### HOW TO COMPLETE THIS TASK
Set down the entries below exactly; drop the pictures.

*** Opening of DATA SUPPLIED ***

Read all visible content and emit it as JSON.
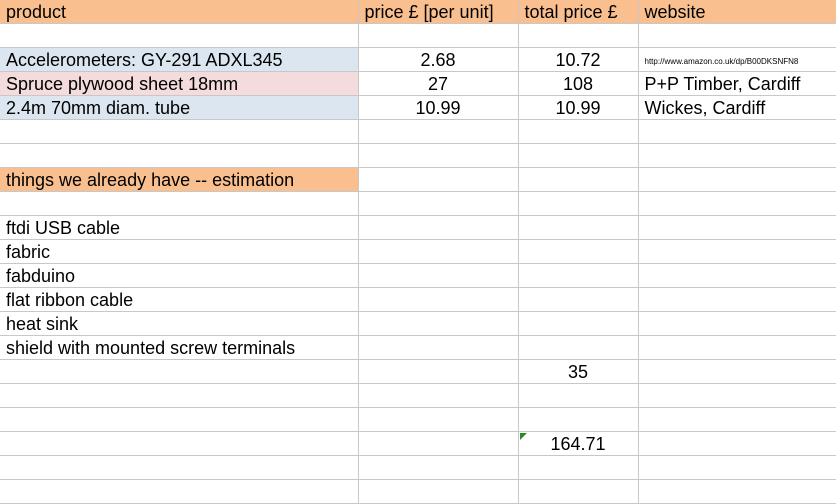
{
  "header": {
    "product": "product",
    "price_unit": "price £ [per unit]",
    "total_price": "total price £",
    "website": "website"
  },
  "items": [
    {
      "product": "Accelerometers: GY-291 ADXL345",
      "price": "2.68",
      "total": "10.72",
      "website": "http://www.amazon.co.uk/dp/B00DKSNFN8"
    },
    {
      "product": "Spruce plywood sheet 18mm",
      "price": "27",
      "total": "108",
      "website": "P+P Timber, Cardiff"
    },
    {
      "product": "2.4m 70mm diam. tube",
      "price": "10.99",
      "total": "10.99",
      "website": "Wickes, Cardiff"
    }
  ],
  "section_heading": "things we already have -- estimation",
  "have_items": [
    "ftdi USB cable",
    "fabric",
    "fabduino",
    "flat ribbon cable",
    "heat sink",
    "shield with mounted screw terminals"
  ],
  "estimate_total": "35",
  "grand_total": "164.71",
  "colors": {
    "header": "#f9bf8f",
    "row_blue": "#dce6f0",
    "row_pink": "#f3dcdb",
    "grid": "#c8c8c8"
  }
}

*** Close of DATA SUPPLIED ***

### FINISHED TASK
Read all visible content and emit it as JSON.
{
  "header": {
    "product": "product",
    "price_unit": "price £ [per unit]",
    "total_price": "total price £",
    "website": "website"
  },
  "items": [
    {
      "product": "Accelerometers: GY-291 ADXL345",
      "price": "2.68",
      "total": "10.72",
      "website": "http://www.amazon.co.uk/dp/B00DKSNFN8"
    },
    {
      "product": "Spruce plywood sheet 18mm",
      "price": "27",
      "total": "108",
      "website": "P+P Timber, Cardiff"
    },
    {
      "product": "2.4m 70mm diam. tube",
      "price": "10.99",
      "total": "10.99",
      "website": "Wickes, Cardiff"
    }
  ],
  "section_heading": "things we already have -- estimation",
  "have_items": [
    "ftdi USB cable",
    "fabric",
    "fabduino",
    "flat ribbon cable",
    "heat sink",
    "shield with mounted screw terminals"
  ],
  "estimate_total": "35",
  "grand_total": "164.71",
  "colors": {
    "header": "#f9bf8f",
    "row_blue": "#dce6f0",
    "row_pink": "#f3dcdb",
    "grid": "#c8c8c8"
  }
}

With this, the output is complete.